▶ _WHAT IS EXPECTED_: Set down the listing again, word for word.
───
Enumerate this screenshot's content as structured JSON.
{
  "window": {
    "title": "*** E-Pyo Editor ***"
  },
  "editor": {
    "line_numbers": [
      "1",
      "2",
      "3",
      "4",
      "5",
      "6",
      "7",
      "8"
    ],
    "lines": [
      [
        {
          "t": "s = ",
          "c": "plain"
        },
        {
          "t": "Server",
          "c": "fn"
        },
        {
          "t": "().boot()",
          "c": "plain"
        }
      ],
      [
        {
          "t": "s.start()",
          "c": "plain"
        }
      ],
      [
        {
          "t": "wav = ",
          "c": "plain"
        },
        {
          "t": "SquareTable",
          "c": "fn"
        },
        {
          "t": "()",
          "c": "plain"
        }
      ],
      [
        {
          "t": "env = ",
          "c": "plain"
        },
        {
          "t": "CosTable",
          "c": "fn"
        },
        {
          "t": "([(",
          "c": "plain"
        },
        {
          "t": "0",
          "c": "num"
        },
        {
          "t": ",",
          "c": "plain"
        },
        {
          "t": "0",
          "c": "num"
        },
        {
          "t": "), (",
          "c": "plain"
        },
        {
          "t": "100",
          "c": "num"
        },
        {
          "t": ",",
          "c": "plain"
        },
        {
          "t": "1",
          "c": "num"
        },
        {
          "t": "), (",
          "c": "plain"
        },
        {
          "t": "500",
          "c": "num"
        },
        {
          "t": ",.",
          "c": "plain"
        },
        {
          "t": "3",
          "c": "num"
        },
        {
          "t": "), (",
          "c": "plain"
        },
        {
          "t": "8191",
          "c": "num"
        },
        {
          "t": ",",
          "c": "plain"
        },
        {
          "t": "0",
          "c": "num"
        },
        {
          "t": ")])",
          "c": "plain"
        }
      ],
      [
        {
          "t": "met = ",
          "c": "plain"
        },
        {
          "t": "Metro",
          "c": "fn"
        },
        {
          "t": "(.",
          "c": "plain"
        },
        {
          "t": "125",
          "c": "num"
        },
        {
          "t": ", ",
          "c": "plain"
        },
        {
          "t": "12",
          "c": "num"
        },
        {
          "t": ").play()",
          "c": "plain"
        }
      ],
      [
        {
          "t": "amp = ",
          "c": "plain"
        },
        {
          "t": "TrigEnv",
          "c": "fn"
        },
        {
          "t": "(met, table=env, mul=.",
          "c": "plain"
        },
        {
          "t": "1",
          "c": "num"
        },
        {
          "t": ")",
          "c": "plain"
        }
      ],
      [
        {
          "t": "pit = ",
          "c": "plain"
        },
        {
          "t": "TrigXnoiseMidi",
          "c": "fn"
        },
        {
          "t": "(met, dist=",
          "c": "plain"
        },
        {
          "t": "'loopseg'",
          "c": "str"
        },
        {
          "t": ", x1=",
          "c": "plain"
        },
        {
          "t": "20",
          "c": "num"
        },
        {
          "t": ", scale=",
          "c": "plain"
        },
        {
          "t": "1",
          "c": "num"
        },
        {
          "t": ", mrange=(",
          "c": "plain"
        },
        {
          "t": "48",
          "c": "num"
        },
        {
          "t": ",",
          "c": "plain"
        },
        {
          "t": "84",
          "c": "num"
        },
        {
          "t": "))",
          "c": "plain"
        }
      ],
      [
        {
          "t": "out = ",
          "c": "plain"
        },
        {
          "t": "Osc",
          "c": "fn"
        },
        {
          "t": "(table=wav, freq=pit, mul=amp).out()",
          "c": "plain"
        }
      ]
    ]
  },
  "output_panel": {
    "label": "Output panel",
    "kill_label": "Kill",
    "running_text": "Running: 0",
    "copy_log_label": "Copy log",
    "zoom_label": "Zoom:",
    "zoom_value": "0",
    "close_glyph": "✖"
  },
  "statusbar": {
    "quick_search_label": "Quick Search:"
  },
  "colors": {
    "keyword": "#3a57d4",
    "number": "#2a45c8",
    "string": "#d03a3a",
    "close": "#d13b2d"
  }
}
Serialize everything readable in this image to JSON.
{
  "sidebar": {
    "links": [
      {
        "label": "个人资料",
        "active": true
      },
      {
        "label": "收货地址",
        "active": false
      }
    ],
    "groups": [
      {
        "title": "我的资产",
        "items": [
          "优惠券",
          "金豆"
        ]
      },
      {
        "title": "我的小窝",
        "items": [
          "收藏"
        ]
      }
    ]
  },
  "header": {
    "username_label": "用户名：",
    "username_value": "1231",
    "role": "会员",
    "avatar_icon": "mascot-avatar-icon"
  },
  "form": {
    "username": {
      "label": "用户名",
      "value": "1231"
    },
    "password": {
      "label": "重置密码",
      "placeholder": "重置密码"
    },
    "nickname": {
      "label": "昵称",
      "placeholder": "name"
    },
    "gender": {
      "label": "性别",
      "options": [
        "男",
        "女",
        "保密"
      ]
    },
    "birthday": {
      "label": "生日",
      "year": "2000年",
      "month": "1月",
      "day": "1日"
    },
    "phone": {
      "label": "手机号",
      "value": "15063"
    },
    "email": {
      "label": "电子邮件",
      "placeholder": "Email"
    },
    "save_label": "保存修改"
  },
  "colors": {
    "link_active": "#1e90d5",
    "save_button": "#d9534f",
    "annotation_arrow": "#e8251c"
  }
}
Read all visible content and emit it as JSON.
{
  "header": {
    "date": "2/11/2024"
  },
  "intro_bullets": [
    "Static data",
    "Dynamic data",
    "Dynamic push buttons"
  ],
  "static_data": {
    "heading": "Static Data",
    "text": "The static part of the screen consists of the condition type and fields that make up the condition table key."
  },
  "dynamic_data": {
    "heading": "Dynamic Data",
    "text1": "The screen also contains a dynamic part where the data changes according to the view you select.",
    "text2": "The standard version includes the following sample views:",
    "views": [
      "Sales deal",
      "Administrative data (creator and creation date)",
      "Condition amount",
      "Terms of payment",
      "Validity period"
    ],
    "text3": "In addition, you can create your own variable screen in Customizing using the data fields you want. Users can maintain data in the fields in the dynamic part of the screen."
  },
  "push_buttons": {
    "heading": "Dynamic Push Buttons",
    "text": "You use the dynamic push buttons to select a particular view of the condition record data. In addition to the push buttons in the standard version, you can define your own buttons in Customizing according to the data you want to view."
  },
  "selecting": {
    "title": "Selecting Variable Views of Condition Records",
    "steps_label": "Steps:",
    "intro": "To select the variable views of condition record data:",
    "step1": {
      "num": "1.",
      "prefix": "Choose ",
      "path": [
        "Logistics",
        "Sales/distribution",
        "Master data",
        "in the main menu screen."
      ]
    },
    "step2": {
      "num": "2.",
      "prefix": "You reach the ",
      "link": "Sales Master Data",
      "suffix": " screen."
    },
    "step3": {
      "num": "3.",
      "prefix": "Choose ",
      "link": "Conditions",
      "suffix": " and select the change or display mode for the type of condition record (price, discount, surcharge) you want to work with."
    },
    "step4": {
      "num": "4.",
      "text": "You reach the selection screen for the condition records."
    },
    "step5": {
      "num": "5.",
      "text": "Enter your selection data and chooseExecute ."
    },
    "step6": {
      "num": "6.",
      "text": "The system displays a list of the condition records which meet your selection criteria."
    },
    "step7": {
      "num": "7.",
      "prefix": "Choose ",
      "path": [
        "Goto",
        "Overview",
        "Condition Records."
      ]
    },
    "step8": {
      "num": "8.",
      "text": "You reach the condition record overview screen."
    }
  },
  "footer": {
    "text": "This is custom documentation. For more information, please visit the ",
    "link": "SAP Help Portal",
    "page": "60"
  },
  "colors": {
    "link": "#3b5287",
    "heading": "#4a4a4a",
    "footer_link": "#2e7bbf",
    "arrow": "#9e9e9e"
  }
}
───
▶ _ANSWER SPACE_:
Enumerate this screenshot's content as structured JSON.
{
  "window": {
    "title": "*** E-Pyo Editor ***"
  },
  "editor": {
    "line_numbers": [
      "1",
      "2",
      "3",
      "4",
      "5",
      "6",
      "7",
      "8"
    ],
    "lines": [
      [
        {
          "t": "s = ",
          "c": "plain"
        },
        {
          "t": "Server",
          "c": "fn"
        },
        {
          "t": "().boot()",
          "c": "plain"
        }
      ],
      [
        {
          "t": "s.start()",
          "c": "plain"
        }
      ],
      [
        {
          "t": "wav = ",
          "c": "plain"
        },
        {
          "t": "SquareTable",
          "c": "fn"
        },
        {
          "t": "()",
          "c": "plain"
        }
      ],
      [
        {
          "t": "env = ",
          "c": "plain"
        },
        {
          "t": "CosTable",
          "c": "fn"
        },
        {
          "t": "([(",
          "c": "plain"
        },
        {
          "t": "0",
          "c": "num"
        },
        {
          "t": ",",
          "c": "plain"
        },
        {
          "t": "0",
          "c": "num"
        },
        {
          "t": "), (",
          "c": "plain"
        },
        {
          "t": "100",
          "c": "num"
        },
        {
          "t": ",",
          "c": "plain"
        },
        {
          "t": "1",
          "c": "num"
        },
        {
          "t": "), (",
          "c": "plain"
        },
        {
          "t": "500",
          "c": "num"
        },
        {
          "t": ",.",
          "c": "plain"
        },
        {
          "t": "3",
          "c": "num"
        },
        {
          "t": "), (",
          "c": "plain"
        },
        {
          "t": "8191",
          "c": "num"
        },
        {
          "t": ",",
          "c": "plain"
        },
        {
          "t": "0",
          "c": "num"
        },
        {
          "t": ")])",
          "c": "plain"
        }
      ],
      [
        {
          "t": "met = ",
          "c": "plain"
        },
        {
          "t": "Metro",
          "c": "fn"
        },
        {
          "t": "(.",
          "c": "plain"
        },
        {
          "t": "125",
          "c": "num"
        },
        {
          "t": ", ",
          "c": "plain"
        },
        {
          "t": "12",
          "c": "num"
        },
        {
          "t": ").play()",
          "c": "plain"
        }
      ],
      [
        {
          "t": "amp = ",
          "c": "plain"
        },
        {
          "t": "TrigEnv",
          "c": "fn"
        },
        {
          "t": "(met, table=env, mul=.",
          "c": "plain"
        },
        {
          "t": "1",
          "c": "num"
        },
        {
          "t": ")",
          "c": "plain"
        }
      ],
      [
        {
          "t": "pit = ",
          "c": "plain"
        },
        {
          "t": "TrigXnoiseMidi",
          "c": "fn"
        },
        {
          "t": "(met, dist=",
          "c": "plain"
        },
        {
          "t": "'loopseg'",
          "c": "str"
        },
        {
          "t": ", x1=",
          "c": "plain"
        },
        {
          "t": "20",
          "c": "num"
        },
        {
          "t": ", scale=",
          "c": "plain"
        },
        {
          "t": "1",
          "c": "num"
        },
        {
          "t": ", mrange=(",
          "c": "plain"
        },
        {
          "t": "48",
          "c": "num"
        },
        {
          "t": ",",
          "c": "plain"
        },
        {
          "t": "84",
          "c": "num"
        },
        {
          "t": "))",
          "c": "plain"
        }
      ],
      [
        {
          "t": "out = ",
          "c": "plain"
        },
        {
          "t": "Osc",
          "c": "fn"
        },
        {
          "t": "(table=wav, freq=pit, mul=amp).out()",
          "c": "plain"
        }
      ]
    ]
  },
  "output_panel": {
    "label": "Output panel",
    "kill_label": "Kill",
    "running_text": "Running: 0",
    "copy_log_label": "Copy log",
    "zoom_label": "Zoom:",
    "zoom_value": "0",
    "close_glyph": "✖"
  },
  "statusbar": {
    "quick_search_label": "Quick Search:"
  },
  "colors": {
    "keyword": "#3a57d4",
    "number": "#2a45c8",
    "string": "#d03a3a",
    "close": "#d13b2d"
  }
}
Serialize everything readable in this image to JSON.
{
  "sidebar": {
    "links": [
      {
        "label": "个人资料",
        "active": true
      },
      {
        "label": "收货地址",
        "active": false
      }
    ],
    "groups": [
      {
        "title": "我的资产",
        "items": [
          "优惠券",
          "金豆"
        ]
      },
      {
        "title": "我的小窝",
        "items": [
          "收藏"
        ]
      }
    ]
  },
  "header": {
    "username_label": "用户名：",
    "username_value": "1231",
    "role": "会员",
    "avatar_icon": "mascot-avatar-icon"
  },
  "form": {
    "username": {
      "label": "用户名",
      "value": "1231"
    },
    "password": {
      "label": "重置密码",
      "placeholder": "重置密码"
    },
    "nickname": {
      "label": "昵称",
      "placeholder": "name"
    },
    "gender": {
      "label": "性别",
      "options": [
        "男",
        "女",
        "保密"
      ]
    },
    "birthday": {
      "label": "生日",
      "year": "2000年",
      "month": "1月",
      "day": "1日"
    },
    "phone": {
      "label": "手机号",
      "value": "15063"
    },
    "email": {
      "label": "电子邮件",
      "placeholder": "Email"
    },
    "save_label": "保存修改"
  },
  "colors": {
    "link_active": "#1e90d5",
    "save_button": "#d9534f",
    "annotation_arrow": "#e8251c"
  }
}
Read all visible content and emit it as JSON.
{
  "header": {
    "date": "2/11/2024"
  },
  "intro_bullets": [
    "Static data",
    "Dynamic data",
    "Dynamic push buttons"
  ],
  "static_data": {
    "heading": "Static Data",
    "text": "The static part of the screen consists of the condition type and fields that make up the condition table key."
  },
  "dynamic_data": {
    "heading": "Dynamic Data",
    "text1": "The screen also contains a dynamic part where the data changes according to the view you select.",
    "text2": "The standard version includes the following sample views:",
    "views": [
      "Sales deal",
      "Administrative data (creator and creation date)",
      "Condition amount",
      "Terms of payment",
      "Validity period"
    ],
    "text3": "In addition, you can create your own variable screen in Customizing using the data fields you want. Users can maintain data in the fields in the dynamic part of the screen."
  },
  "push_buttons": {
    "heading": "Dynamic Push Buttons",
    "text": "You use the dynamic push buttons to select a particular view of the condition record data. In addition to the push buttons in the standard version, you can define your own buttons in Customizing according to the data you want to view."
  },
  "selecting": {
    "title": "Selecting Variable Views of Condition Records",
    "steps_label": "Steps:",
    "intro": "To select the variable views of condition record data:",
    "step1": {
      "num": "1.",
      "prefix": "Choose ",
      "path": [
        "Logistics",
        "Sales/distribution",
        "Master data",
        "in the main menu screen."
      ]
    },
    "step2": {
      "num": "2.",
      "prefix": "You reach the ",
      "link": "Sales Master Data",
      "suffix": " screen."
    },
    "step3": {
      "num": "3.",
      "prefix": "Choose ",
      "link": "Conditions",
      "suffix": " and select the change or display mode for the type of condition record (price, discount, surcharge) you want to work with."
    },
    "step4": {
      "num": "4.",
      "text": "You reach the selection screen for the condition records."
    },
    "step5": {
      "num": "5.",
      "text": "Enter your selection data and chooseExecute ."
    },
    "step6": {
      "num": "6.",
      "text": "The system displays a list of the condition records which meet your selection criteria."
    },
    "step7": {
      "num": "7.",
      "prefix": "Choose ",
      "path": [
        "Goto",
        "Overview",
        "Condition Records."
      ]
    },
    "step8": {
      "num": "8.",
      "text": "You reach the condition record overview screen."
    }
  },
  "footer": {
    "text": "This is custom documentation. For more information, please visit the ",
    "link": "SAP Help Portal",
    "page": "60"
  },
  "colors": {
    "link": "#3b5287",
    "heading": "#4a4a4a",
    "footer_link": "#2e7bbf",
    "arrow": "#9e9e9e"
  }
}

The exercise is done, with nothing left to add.